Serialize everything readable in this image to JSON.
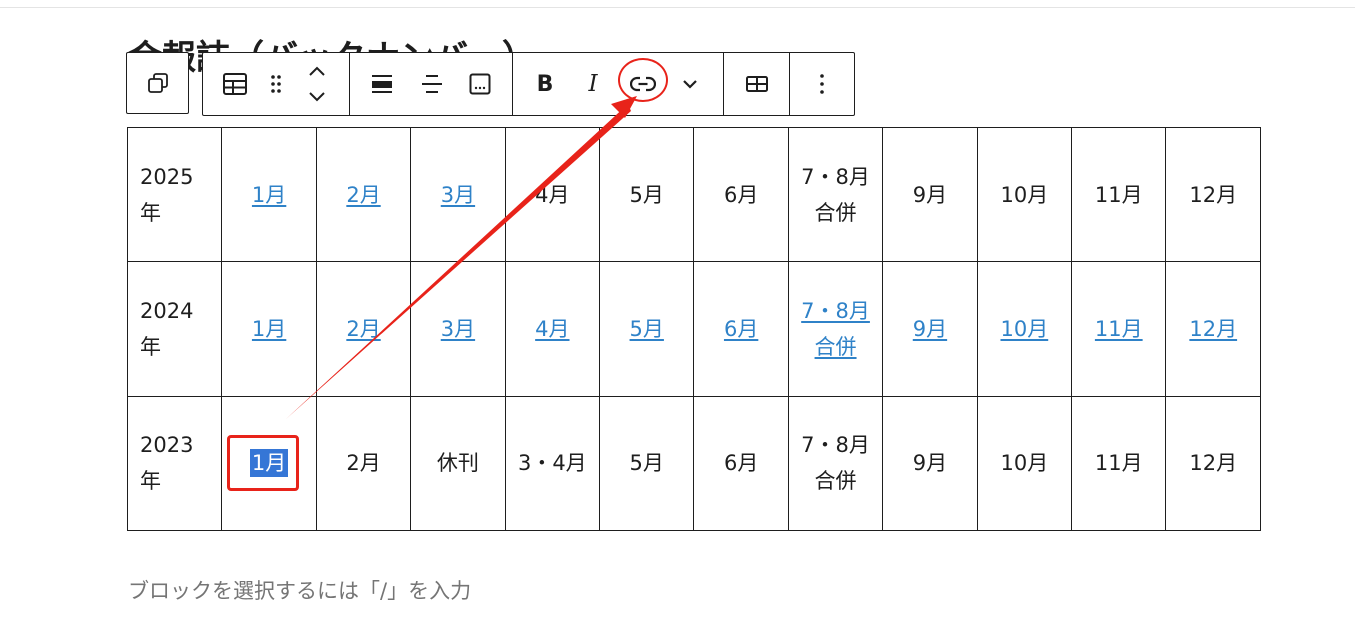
{
  "heading": "会報誌（バックナンバー）",
  "toolbar": {
    "transform_icon": "block-transform-icon",
    "table_icon": "table-icon",
    "drag_icon": "drag-handle-icon",
    "move_icon": "move-up-down-icon",
    "align_wide_icon": "align-wide-icon",
    "align_center_icon": "align-center-icon",
    "caption_icon": "caption-icon",
    "bold": "B",
    "italic": "I",
    "link_icon": "link-icon",
    "more_icon": "chevron-down-icon",
    "edit_table_icon": "edit-table-icon",
    "options_icon": "more-vertical-icon"
  },
  "table": {
    "rows": [
      {
        "year": "2025年",
        "cells": [
          {
            "text": "1月",
            "link": true
          },
          {
            "text": "2月",
            "link": true
          },
          {
            "text": "3月",
            "link": true
          },
          {
            "text": "4月",
            "link": false
          },
          {
            "text": "5月",
            "link": false
          },
          {
            "text": "6月",
            "link": false
          },
          {
            "text": "7・8月合併",
            "link": false
          },
          {
            "text": "9月",
            "link": false
          },
          {
            "text": "10月",
            "link": false
          },
          {
            "text": "11月",
            "link": false
          },
          {
            "text": "12月",
            "link": false
          }
        ]
      },
      {
        "year": "2024年",
        "cells": [
          {
            "text": "1月",
            "link": true
          },
          {
            "text": "2月",
            "link": true
          },
          {
            "text": "3月",
            "link": true
          },
          {
            "text": "4月",
            "link": true
          },
          {
            "text": "5月",
            "link": true
          },
          {
            "text": "6月",
            "link": true
          },
          {
            "text": "7・8月合併",
            "link": true
          },
          {
            "text": "9月",
            "link": true
          },
          {
            "text": "10月",
            "link": true
          },
          {
            "text": "11月",
            "link": true
          },
          {
            "text": "12月",
            "link": true
          }
        ]
      },
      {
        "year": "2023年",
        "cells": [
          {
            "text": "1月",
            "link": false,
            "selected": true
          },
          {
            "text": "2月",
            "link": false
          },
          {
            "text": "休刊",
            "link": false
          },
          {
            "text": "3・4月",
            "link": false
          },
          {
            "text": "5月",
            "link": false
          },
          {
            "text": "6月",
            "link": false
          },
          {
            "text": "7・8月合併",
            "link": false
          },
          {
            "text": "9月",
            "link": false
          },
          {
            "text": "10月",
            "link": false
          },
          {
            "text": "11月",
            "link": false
          },
          {
            "text": "12月",
            "link": false
          }
        ]
      }
    ]
  },
  "placeholder": "ブロックを選択するには「/」を入力",
  "colors": {
    "link": "#2f82c8",
    "selection": "#3576d6",
    "annotation": "#e8231a"
  }
}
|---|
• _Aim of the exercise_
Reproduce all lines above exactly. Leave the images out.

• _Reply to the exercise_
Serialize everything readable in this image to JSON.
{
  "heading": "会報誌（バックナンバー）",
  "toolbar": {
    "transform_icon": "block-transform-icon",
    "table_icon": "table-icon",
    "drag_icon": "drag-handle-icon",
    "move_icon": "move-up-down-icon",
    "align_wide_icon": "align-wide-icon",
    "align_center_icon": "align-center-icon",
    "caption_icon": "caption-icon",
    "bold": "B",
    "italic": "I",
    "link_icon": "link-icon",
    "more_icon": "chevron-down-icon",
    "edit_table_icon": "edit-table-icon",
    "options_icon": "more-vertical-icon"
  },
  "table": {
    "rows": [
      {
        "year": "2025年",
        "cells": [
          {
            "text": "1月",
            "link": true
          },
          {
            "text": "2月",
            "link": true
          },
          {
            "text": "3月",
            "link": true
          },
          {
            "text": "4月",
            "link": false
          },
          {
            "text": "5月",
            "link": false
          },
          {
            "text": "6月",
            "link": false
          },
          {
            "text": "7・8月合併",
            "link": false
          },
          {
            "text": "9月",
            "link": false
          },
          {
            "text": "10月",
            "link": false
          },
          {
            "text": "11月",
            "link": false
          },
          {
            "text": "12月",
            "link": false
          }
        ]
      },
      {
        "year": "2024年",
        "cells": [
          {
            "text": "1月",
            "link": true
          },
          {
            "text": "2月",
            "link": true
          },
          {
            "text": "3月",
            "link": true
          },
          {
            "text": "4月",
            "link": true
          },
          {
            "text": "5月",
            "link": true
          },
          {
            "text": "6月",
            "link": true
          },
          {
            "text": "7・8月合併",
            "link": true
          },
          {
            "text": "9月",
            "link": true
          },
          {
            "text": "10月",
            "link": true
          },
          {
            "text": "11月",
            "link": true
          },
          {
            "text": "12月",
            "link": true
          }
        ]
      },
      {
        "year": "2023年",
        "cells": [
          {
            "text": "1月",
            "link": false,
            "selected": true
          },
          {
            "text": "2月",
            "link": false
          },
          {
            "text": "休刊",
            "link": false
          },
          {
            "text": "3・4月",
            "link": false
          },
          {
            "text": "5月",
            "link": false
          },
          {
            "text": "6月",
            "link": false
          },
          {
            "text": "7・8月合併",
            "link": false
          },
          {
            "text": "9月",
            "link": false
          },
          {
            "text": "10月",
            "link": false
          },
          {
            "text": "11月",
            "link": false
          },
          {
            "text": "12月",
            "link": false
          }
        ]
      }
    ]
  },
  "placeholder": "ブロックを選択するには「/」を入力",
  "colors": {
    "link": "#2f82c8",
    "selection": "#3576d6",
    "annotation": "#e8231a"
  }
}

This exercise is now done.